:: HOW TO COMPLETE THIS TASK ::
Filter the entries for the word "list". Copy each line that has it.

:: MATERIAL FOR THIS EXERCISE ::
Content starts

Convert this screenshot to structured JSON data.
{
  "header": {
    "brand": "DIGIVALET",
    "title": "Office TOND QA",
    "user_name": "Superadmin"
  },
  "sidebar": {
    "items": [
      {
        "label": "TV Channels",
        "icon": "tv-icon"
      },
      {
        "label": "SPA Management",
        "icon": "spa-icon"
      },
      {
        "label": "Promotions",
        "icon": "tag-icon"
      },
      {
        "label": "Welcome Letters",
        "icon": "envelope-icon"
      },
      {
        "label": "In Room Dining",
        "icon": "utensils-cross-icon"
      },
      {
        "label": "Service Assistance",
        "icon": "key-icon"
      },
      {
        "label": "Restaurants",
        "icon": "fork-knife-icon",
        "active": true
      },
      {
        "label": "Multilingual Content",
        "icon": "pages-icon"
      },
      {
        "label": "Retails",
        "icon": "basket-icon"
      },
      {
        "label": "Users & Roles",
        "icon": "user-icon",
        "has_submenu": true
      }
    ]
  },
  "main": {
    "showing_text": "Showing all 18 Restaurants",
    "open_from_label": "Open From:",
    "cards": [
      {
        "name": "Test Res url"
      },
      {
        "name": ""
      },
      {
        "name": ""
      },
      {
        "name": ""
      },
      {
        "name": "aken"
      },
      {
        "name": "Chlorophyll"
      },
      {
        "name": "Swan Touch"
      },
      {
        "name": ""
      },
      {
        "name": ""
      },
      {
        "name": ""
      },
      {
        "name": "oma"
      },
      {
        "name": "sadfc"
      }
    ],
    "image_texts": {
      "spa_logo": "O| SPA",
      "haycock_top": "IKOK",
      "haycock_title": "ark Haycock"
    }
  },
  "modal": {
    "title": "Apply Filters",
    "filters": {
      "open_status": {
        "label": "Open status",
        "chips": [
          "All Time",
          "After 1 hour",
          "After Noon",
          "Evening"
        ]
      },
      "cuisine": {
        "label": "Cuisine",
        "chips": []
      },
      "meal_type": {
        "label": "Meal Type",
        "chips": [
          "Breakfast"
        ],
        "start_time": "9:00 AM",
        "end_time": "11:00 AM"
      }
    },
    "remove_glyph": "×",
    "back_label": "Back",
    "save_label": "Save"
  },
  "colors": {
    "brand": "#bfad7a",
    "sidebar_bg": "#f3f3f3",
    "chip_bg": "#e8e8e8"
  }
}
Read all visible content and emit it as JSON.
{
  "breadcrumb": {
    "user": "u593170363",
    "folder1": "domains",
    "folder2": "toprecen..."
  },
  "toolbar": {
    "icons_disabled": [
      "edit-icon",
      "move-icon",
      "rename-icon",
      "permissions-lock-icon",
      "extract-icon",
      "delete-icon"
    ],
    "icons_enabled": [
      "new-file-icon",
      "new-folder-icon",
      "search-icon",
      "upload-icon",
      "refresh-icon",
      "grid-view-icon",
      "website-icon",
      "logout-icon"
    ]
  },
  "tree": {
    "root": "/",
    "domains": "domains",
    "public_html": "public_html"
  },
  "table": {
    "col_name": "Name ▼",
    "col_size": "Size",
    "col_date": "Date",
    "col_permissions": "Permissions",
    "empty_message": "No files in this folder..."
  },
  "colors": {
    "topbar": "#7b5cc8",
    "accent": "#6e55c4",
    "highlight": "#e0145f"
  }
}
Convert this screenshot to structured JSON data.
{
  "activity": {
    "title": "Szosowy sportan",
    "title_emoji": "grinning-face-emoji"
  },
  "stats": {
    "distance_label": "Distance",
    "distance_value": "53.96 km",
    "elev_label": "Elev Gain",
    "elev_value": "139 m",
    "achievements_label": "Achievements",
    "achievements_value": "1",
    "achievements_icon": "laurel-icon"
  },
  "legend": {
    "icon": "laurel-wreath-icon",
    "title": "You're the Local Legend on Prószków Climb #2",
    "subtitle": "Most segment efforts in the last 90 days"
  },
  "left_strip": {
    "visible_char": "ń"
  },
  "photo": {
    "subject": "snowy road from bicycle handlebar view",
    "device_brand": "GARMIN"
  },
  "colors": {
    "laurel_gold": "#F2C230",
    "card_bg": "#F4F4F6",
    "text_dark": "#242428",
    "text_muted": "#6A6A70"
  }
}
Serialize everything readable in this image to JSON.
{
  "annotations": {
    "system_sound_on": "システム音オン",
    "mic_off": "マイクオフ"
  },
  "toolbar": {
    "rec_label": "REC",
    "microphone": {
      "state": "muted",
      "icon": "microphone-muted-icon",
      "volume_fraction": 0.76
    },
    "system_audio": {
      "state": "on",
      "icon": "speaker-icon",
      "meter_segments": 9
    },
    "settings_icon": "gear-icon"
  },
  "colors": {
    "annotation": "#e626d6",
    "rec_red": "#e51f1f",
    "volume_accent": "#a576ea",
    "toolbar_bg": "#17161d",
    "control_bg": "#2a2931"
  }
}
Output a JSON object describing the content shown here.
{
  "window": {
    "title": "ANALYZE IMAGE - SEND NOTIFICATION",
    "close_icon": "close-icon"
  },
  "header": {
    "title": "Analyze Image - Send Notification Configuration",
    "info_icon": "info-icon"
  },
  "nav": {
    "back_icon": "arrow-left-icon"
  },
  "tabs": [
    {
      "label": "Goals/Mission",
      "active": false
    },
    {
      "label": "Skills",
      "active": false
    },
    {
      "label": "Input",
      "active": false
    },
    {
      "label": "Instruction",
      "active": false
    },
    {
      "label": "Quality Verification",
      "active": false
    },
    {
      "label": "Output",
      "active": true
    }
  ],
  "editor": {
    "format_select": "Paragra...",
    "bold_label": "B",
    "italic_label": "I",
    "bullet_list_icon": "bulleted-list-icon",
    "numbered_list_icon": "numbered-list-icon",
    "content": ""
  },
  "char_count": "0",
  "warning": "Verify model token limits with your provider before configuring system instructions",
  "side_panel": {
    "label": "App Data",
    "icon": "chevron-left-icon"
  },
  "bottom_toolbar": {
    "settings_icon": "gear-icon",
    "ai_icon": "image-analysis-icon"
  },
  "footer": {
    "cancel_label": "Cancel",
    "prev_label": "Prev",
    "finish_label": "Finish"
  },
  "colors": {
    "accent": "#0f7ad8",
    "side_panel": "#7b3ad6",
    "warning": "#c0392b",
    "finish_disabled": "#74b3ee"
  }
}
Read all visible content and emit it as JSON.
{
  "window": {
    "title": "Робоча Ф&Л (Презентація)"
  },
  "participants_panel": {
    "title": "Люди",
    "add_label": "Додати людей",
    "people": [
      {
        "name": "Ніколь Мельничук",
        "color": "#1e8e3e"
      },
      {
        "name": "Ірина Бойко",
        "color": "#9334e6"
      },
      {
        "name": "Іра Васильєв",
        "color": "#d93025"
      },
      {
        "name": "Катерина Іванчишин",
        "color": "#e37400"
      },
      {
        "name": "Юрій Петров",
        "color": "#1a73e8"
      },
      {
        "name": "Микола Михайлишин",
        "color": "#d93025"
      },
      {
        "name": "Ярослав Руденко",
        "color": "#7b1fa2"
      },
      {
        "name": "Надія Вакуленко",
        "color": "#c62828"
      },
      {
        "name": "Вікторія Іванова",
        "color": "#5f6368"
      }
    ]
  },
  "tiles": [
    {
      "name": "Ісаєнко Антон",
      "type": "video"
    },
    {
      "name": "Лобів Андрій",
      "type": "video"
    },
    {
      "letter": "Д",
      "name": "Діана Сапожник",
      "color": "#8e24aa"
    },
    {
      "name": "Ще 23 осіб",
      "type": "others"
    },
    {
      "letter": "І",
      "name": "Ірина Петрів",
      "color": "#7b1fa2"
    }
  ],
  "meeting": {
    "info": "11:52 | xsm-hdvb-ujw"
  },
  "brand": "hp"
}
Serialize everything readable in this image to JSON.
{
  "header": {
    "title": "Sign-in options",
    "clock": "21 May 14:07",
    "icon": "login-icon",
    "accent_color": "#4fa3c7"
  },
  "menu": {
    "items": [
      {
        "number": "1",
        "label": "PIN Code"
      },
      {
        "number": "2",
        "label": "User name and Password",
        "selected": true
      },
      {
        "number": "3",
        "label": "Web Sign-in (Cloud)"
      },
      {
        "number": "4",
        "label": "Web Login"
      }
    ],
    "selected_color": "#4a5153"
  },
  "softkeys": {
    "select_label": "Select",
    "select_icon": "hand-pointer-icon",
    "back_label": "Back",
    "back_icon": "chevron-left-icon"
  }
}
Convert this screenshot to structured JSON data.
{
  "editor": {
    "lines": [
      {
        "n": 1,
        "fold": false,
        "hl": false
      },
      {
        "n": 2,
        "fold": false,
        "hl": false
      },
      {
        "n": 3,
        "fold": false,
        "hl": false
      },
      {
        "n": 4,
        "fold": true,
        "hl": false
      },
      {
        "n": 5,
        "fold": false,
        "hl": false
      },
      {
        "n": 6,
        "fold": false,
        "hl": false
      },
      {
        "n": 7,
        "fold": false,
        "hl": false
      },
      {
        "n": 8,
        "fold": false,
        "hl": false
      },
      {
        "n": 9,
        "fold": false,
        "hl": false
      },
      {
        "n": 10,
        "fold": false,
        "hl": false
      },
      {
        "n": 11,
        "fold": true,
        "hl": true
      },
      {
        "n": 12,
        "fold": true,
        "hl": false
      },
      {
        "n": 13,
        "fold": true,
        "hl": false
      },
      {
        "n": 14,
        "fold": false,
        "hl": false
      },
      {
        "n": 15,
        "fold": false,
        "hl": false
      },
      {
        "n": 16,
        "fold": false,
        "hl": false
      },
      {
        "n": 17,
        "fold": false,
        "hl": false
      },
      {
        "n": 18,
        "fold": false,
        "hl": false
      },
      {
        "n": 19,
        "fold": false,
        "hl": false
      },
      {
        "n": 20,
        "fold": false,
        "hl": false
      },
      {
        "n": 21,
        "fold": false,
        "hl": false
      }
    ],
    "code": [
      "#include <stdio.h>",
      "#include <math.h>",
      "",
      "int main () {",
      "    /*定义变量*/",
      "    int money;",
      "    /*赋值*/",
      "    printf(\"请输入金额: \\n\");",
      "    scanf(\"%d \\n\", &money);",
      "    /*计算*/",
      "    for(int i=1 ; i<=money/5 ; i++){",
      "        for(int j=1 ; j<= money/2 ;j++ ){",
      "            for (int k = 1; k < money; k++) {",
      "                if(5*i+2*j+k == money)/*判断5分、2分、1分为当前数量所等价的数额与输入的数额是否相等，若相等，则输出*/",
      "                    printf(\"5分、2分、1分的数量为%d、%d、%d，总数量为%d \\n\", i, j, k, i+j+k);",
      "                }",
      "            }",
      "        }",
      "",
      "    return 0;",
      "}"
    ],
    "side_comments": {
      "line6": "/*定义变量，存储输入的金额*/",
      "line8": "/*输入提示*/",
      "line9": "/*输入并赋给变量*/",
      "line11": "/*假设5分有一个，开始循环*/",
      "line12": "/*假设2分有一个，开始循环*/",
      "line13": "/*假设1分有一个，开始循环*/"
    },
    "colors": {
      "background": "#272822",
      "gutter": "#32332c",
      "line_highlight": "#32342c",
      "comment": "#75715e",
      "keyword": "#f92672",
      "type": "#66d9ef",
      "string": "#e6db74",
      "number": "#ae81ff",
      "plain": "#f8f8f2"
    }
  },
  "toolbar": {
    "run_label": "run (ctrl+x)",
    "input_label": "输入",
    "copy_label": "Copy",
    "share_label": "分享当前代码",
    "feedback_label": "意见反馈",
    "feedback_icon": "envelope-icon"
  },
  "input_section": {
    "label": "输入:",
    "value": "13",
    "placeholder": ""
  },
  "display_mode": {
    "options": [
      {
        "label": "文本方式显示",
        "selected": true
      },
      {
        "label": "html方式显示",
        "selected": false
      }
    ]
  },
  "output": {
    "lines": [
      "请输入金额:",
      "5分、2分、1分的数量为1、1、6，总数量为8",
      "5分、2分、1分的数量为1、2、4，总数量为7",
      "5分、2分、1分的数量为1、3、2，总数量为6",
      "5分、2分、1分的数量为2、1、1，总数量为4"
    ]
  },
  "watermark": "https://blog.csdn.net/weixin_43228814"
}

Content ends

:: TASK OUTPUT ::
    "bullet_list_icon": "bulleted-list-icon",
    "numbered_list_icon": "numbered-list-icon",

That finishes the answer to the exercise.